§ What to do
Copy each line in the data that includes the word "icon".

(Element data from apps and pages)
*** Block opens ***

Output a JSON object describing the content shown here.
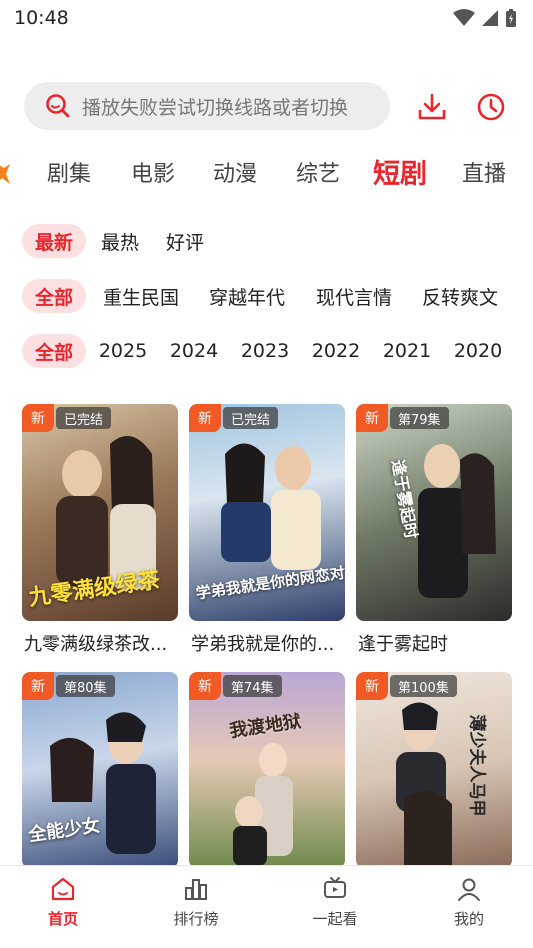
{
  "status_bar": {
    "time": "10:48"
  },
  "search": {
    "placeholder": "播放失败尝试切换线路或者切换"
  },
  "colors": {
    "accent": "#e8262d",
    "new_badge": "#f15a24",
    "chip_active_bg": "#fde1e2"
  },
  "category_tabs": [
    {
      "label": "剧集",
      "active": false
    },
    {
      "label": "电影",
      "active": false
    },
    {
      "label": "动漫",
      "active": false
    },
    {
      "label": "综艺",
      "active": false
    },
    {
      "label": "短剧",
      "active": true
    },
    {
      "label": "直播",
      "active": false
    }
  ],
  "filters": {
    "sort": [
      "最新",
      "最热",
      "好评"
    ],
    "genre": [
      "全部",
      "重生民国",
      "穿越年代",
      "现代言情",
      "反转爽文"
    ],
    "year": [
      "全部",
      "2025",
      "2024",
      "2023",
      "2022",
      "2021",
      "2020"
    ]
  },
  "cards": [
    {
      "title": "九零满级绿茶改...",
      "badge_new": "新",
      "status": "已完结",
      "poster_text": "九零满级绿茶"
    },
    {
      "title": "学弟我就是你的...",
      "badge_new": "新",
      "status": "已完结",
      "poster_text": "学弟我就是你的网恋对象啊"
    },
    {
      "title": "逢于雾起时",
      "badge_new": "新",
      "status": "第79集",
      "poster_text": "逢于雾起时"
    },
    {
      "title": "",
      "badge_new": "新",
      "status": "第80集",
      "poster_text": "全能少女"
    },
    {
      "title": "",
      "badge_new": "新",
      "status": "第74集",
      "poster_text": "我渡地狱"
    },
    {
      "title": "",
      "badge_new": "新",
      "status": "第100集",
      "poster_text": "薄少夫人马甲"
    }
  ],
  "bottom_nav": [
    {
      "label": "首页",
      "icon": "home-icon",
      "active": true
    },
    {
      "label": "排行榜",
      "icon": "ranking-icon",
      "active": false
    },
    {
      "label": "一起看",
      "icon": "tv-icon",
      "active": false
    },
    {
      "label": "我的",
      "icon": "profile-icon",
      "active": false
    }
  ]
}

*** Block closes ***

§ Result of the task
      "icon": "home-icon",
      "icon": "ranking-icon",
      "icon": "tv-icon",
      "icon": "profile-icon",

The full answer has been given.